It has been well-established that by operating in occupied territories, private businesses play a significant role in maintaining military occupations. However, under existing international law, no options are open for taking direct action against such economic dealings in occupied territories. This creates a legal vacuum in the protection of the local population under occupation and paves the way for businesses to profit from normalised breaches of international law.

Various branches of international law, such as e.g. human rights law and IHL, are currently experimenting with the option of imposing a positive, due diligence obligation upon home states in order to regulate extraterritorial conduct of private businesses. This research will test if this technique can also be transposed to the states’ duty of non-recognition in the context of military occupations. This duty would hence not only oblige home states not to recognise situations breaching norms of jus cogens, but also to take all necessary domestic measures to ensure that their corporate nationals do not contribute to maintaining these illegal occupations.

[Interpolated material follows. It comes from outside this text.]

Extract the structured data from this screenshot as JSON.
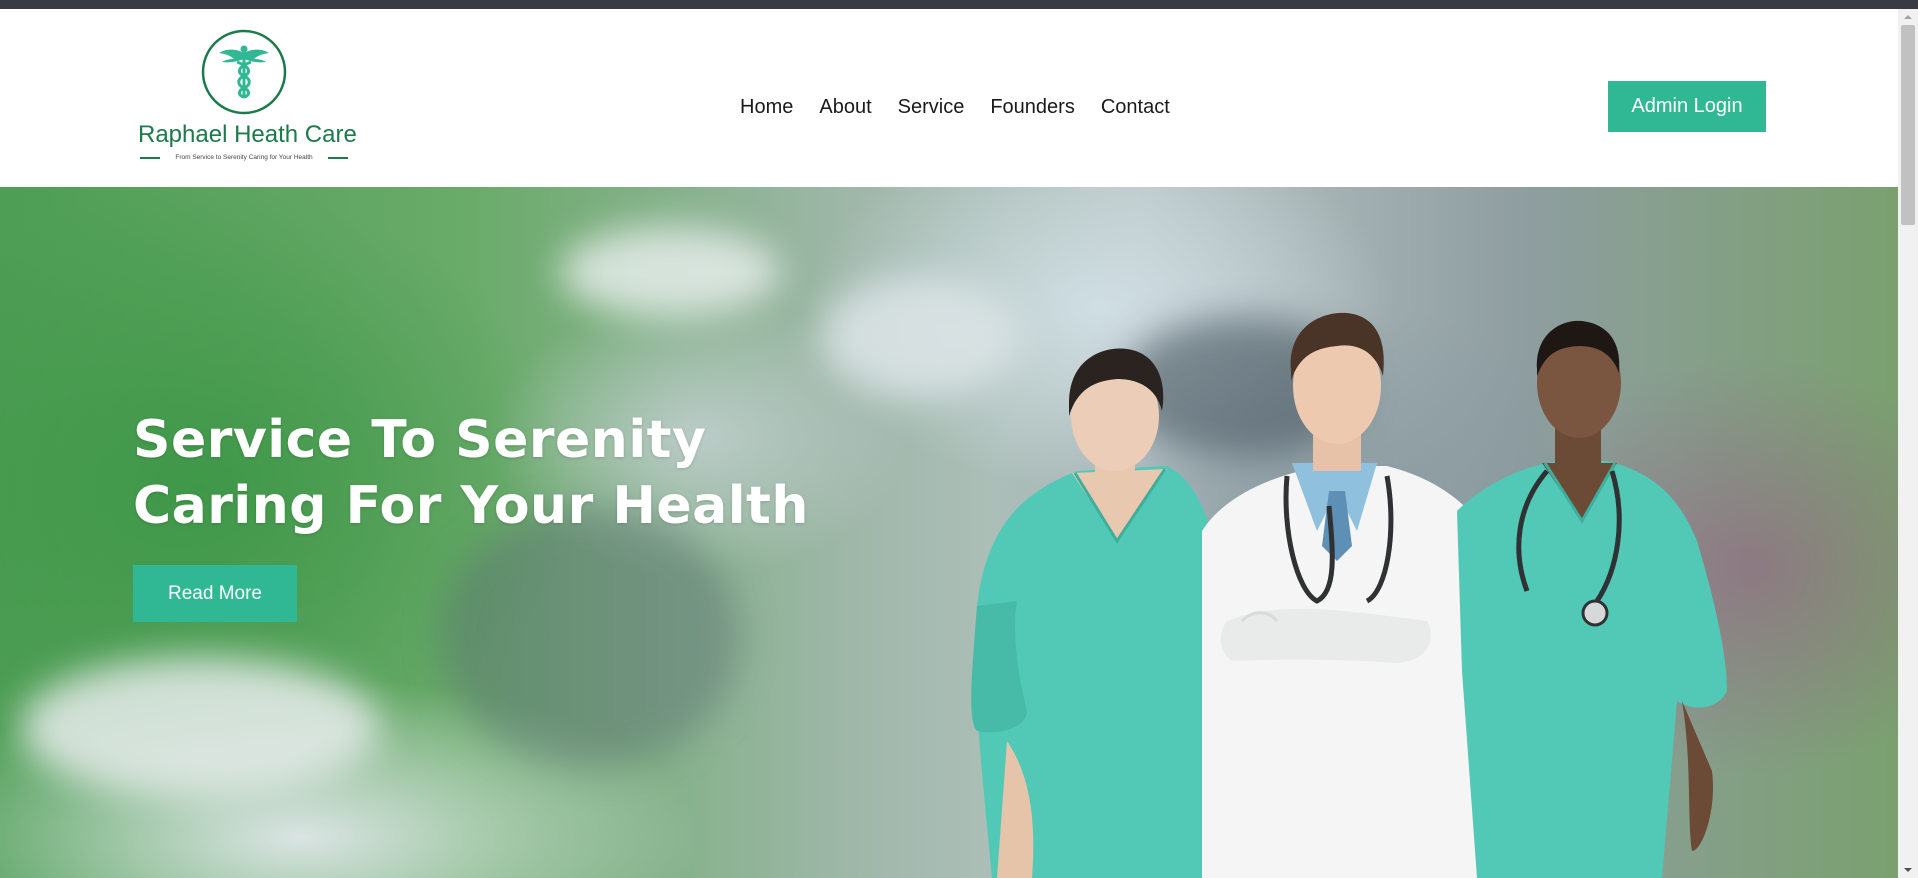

By introducing this novel, positive approach to the duty of nonrecognition, this PhD will introduce an innovative legal framework for states to tackle problematic business activities in occupied territories and provide concrete guidelines on how policymakers, law practitioners, businesses and NGOs should cope with the obligation’s implications on the ground.
Date:1 Nov 2020 →  31 Oct 2022
Keywords:States' duty of non-recognition, Private business activities in occupied territories, Due diligence obligations under international law
Disciplines:Human rights law , International law, Liability law